Although the latest solar tax incentive is a welcomed development for cash-strapped South Africans sitting in the dark, legal experts say the system is likely to suffer ‘teething problems’.
Commercial law experts Anton Ackermann and Margo-Ann Werner at Cliffe Dekker Hofmyer said that one of the major challenges, despite the rebate, remains the initial capital costs required to install solar systems – which may result in the exclusion of low-income households from benefiting from the scheme.
“It is also important to ensure that feeding back into the grid makes financial sense to owners. With additional costs such as bi-directional flow meters, possible connection fees, stringent connection and installation requirements and municipal requirements, feeding back into the grid may result in an additional expense if not regulated properly,” added Cliffe Dekker Hofmeyr.
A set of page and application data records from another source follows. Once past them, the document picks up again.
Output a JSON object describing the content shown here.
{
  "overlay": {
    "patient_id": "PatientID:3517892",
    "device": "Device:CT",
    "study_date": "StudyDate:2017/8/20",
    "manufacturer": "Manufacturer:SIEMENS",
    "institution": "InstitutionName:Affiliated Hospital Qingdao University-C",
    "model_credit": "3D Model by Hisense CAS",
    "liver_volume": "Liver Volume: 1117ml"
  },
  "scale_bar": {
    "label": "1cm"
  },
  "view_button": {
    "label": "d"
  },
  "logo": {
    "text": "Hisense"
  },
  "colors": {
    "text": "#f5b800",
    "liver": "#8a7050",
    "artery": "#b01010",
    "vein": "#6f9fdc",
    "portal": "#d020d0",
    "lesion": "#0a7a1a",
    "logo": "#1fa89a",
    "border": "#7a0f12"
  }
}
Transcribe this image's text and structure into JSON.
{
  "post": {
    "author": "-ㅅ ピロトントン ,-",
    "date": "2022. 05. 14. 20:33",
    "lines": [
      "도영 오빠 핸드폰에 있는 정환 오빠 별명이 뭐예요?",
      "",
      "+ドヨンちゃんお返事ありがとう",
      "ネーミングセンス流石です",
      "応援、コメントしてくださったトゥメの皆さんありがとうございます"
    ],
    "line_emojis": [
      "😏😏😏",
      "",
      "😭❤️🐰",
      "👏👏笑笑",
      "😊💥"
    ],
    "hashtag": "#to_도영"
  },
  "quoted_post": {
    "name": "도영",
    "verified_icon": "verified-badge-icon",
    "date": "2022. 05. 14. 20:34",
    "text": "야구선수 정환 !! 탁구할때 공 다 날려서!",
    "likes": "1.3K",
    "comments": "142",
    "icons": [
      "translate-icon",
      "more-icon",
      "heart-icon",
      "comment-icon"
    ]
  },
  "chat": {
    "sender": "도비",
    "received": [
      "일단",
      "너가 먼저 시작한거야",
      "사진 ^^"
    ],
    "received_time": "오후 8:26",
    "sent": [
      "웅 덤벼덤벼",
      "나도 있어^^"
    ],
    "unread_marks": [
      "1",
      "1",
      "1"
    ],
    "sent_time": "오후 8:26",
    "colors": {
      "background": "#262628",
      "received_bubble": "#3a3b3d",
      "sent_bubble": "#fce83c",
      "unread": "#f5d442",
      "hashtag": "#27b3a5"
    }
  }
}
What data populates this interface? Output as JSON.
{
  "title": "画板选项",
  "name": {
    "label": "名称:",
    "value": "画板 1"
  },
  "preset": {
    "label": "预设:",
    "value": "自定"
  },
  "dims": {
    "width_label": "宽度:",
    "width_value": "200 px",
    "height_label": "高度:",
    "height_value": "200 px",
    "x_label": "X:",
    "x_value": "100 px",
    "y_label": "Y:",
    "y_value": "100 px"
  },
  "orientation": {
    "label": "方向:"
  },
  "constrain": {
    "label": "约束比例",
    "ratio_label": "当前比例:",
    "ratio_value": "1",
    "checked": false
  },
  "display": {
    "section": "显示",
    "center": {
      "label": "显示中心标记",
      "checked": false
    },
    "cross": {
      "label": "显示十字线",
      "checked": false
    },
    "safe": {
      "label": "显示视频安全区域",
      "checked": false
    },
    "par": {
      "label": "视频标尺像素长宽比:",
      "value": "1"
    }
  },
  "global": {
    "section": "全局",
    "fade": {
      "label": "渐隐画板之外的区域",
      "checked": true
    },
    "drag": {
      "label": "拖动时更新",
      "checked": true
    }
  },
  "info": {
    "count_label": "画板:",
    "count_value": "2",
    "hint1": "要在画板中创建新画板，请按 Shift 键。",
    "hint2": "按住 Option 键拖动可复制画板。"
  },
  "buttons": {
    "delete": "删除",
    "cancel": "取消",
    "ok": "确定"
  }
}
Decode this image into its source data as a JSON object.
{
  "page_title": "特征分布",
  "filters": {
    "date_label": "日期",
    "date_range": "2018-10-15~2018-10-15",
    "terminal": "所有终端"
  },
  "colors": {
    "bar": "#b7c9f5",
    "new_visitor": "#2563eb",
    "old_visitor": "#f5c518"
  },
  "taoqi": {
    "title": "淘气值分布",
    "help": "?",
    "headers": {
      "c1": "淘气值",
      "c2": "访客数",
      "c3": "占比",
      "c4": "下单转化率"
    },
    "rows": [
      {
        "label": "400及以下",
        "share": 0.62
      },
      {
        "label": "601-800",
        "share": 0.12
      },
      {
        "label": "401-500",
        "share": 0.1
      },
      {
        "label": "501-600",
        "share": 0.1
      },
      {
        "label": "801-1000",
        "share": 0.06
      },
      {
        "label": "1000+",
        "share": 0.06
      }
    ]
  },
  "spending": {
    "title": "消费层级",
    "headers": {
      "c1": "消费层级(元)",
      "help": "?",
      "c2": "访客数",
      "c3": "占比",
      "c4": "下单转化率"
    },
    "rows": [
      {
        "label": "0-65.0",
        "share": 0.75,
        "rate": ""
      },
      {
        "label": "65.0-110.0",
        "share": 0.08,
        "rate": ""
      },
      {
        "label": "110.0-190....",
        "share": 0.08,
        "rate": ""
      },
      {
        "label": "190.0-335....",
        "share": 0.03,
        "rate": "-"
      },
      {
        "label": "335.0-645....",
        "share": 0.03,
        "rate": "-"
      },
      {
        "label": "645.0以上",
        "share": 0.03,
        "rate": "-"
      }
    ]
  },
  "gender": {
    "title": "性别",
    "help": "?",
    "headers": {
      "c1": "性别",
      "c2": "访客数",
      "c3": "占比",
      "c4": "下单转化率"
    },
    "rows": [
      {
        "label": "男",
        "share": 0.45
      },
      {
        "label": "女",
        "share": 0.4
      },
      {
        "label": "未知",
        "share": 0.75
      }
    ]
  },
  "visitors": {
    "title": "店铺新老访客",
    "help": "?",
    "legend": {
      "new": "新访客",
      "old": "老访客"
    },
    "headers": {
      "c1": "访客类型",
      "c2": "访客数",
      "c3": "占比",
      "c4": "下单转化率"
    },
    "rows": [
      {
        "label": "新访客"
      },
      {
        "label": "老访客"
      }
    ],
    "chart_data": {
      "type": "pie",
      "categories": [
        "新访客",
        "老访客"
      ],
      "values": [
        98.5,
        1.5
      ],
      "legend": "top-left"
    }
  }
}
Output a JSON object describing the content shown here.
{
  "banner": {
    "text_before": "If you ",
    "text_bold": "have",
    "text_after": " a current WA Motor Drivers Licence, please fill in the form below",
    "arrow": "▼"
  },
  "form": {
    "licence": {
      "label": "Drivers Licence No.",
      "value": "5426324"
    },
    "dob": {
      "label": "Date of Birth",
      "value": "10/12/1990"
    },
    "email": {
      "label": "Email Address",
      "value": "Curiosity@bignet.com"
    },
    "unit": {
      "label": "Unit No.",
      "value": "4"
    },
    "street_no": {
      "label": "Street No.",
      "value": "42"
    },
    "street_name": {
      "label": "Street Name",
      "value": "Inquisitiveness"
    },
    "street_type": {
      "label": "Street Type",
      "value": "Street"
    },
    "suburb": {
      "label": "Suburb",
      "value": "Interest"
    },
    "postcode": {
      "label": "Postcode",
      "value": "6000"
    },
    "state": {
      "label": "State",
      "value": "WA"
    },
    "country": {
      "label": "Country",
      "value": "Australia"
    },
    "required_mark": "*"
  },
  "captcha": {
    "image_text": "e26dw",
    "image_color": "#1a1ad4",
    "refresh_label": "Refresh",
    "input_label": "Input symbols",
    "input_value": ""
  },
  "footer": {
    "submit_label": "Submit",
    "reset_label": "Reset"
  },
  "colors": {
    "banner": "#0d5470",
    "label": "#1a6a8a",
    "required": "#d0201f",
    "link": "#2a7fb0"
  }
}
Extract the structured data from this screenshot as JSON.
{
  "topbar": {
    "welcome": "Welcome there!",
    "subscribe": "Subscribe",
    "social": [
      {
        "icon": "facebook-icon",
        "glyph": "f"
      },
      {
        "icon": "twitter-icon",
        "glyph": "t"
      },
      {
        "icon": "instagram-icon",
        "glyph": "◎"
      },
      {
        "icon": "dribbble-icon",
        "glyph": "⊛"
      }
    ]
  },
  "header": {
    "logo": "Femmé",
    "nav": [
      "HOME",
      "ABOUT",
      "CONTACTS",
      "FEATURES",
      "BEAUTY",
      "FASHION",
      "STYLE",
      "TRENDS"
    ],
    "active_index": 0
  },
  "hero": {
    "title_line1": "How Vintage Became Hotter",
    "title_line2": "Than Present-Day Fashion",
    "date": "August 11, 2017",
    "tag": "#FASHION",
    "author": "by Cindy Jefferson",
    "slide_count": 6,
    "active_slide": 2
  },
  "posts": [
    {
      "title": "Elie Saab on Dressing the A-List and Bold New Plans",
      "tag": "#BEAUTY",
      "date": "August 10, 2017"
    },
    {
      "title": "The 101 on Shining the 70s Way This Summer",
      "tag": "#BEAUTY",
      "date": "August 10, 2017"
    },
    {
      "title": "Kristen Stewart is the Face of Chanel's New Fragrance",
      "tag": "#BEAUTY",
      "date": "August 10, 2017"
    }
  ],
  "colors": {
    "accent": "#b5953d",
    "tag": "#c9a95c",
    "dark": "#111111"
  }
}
Further potential challenges will have knock-on effects on Eskom itself.
More businesses and middle-class homes biting the bullet to install solar will likely result in a decline in regular paying customers – further increasing the power utility’s financial woes, the experts said.
“The potential is there for South Africa to quickly add additional capacity to its ailing grid by encouraging the installation of rooftop solar on corporate and residential buildings.”
“We have heard all the right things being said and will wait to see if the regulation thereof will encourage rooftop solar to become a beacon of light during dark times.”
During the 2023 budget speech, finance minister Enoch Godongwana revealed that individuals who install rooftop solar panels from 1 March will be eligible to receive a rebate of 25% of the cost of the panels, up to a maximum of R15,000. This rebate can be applied to reduce their tax liability for the 2023/24 tax year.
While the rebate has been broadly welcomed, solar groups and experts in the property sector have raised concerns over the low amount.
Solar PV association SAPVIA noted that a solar unit would likely cost R95,000 at the very least, but the rebate – capped at R15,000 – is only effective up to R60,000.
Responding to criticism of the low amount set for the rebate cap, SARS commissioner Edward Kieswetter said that the rebate isn’t supposed to be a full-scale solution.
He said that incentives aren’t a perfect measure and typically only aim to encourage specific behaviour.
In the case of the solar incentive, it is in place to encourage private households and businesses to do what they were likely going to do anyway – which is to become a little bit more energy self-sufficient and ease pressure on the grid.
“No incentive is ever enough. How much is ever enough? The real relief that has been provided is the inflation-based adjustement to the tax brackets and the little bit of help with solar. There will always be those who are delighted and those who will wish they received more.”
Under the government’s five-step Energy Action Plan (July 2022), one of the most prominent proposals is to “unleash businesses and households to invest in rooftop solar.”
While the tnewly-announced ax incentives are one part of this plan, effective use of rooftop solar and private generation requires policy, regulation and rollout of a feed-in tariff structure for this type of power.
A feed-in of electricity means the feeding of unused electricity back into the grid, where a person may receive credit on their electricity bill or receive payment as per the agreed feed-in tariff.
The tariff was backed by President Cyril Ramaphosa during his 2023 address to the nation. He said that to incentivise greater uptake of rooftop solar, Eskom will develop rules and a feed-in pricing structure for all commercial and residential installations on its network.
Cliffe Dekker Hofmeyr reported that a recent update on the progress made within the last six months since the publication of the Energy Action Plan provides that a net metering tariff was submitted to the National Energy Regulator of South Africa for approval and that work is underway to develop a net billing framework for municipalities.
The legal experts pointed to Vietnam as an example of the effective use of a feed-in tariff – that South Africa could learn from.
“Vietnam saw tremendous growth of rooftop solar installations for residential, commercial and industrial premises between 2019 and 2020. The success comes with the implementation of two successful feed-in tariff rounds during 2019 and 2020, whereby generous feed-in tariffs were provided, with 9,35 US cents/kWh for 2019 and 8,38 US cents/kWh for 2020.”
The feed-in tariff rounds resulted in adding over 16,449GWp in the space of two years, with more than 9GW of rooftop solar installed during 2020, which resulted in over 100,000 rooftop solar systems deployed over residential, commercial and industrial premises, the experts added.
Vietnam’s success can be used as an example by South Africa to also encourage rooftop solar installations.
In the City of Cape Town, progress has already been seen. Businesses and residents are expected to be paid for feeding surplus electricity into the grid, with a feed-in tariff of R1.04/kWh, which is 25c per kWh more than the approved feed-in tariff of 78,98c/kWh.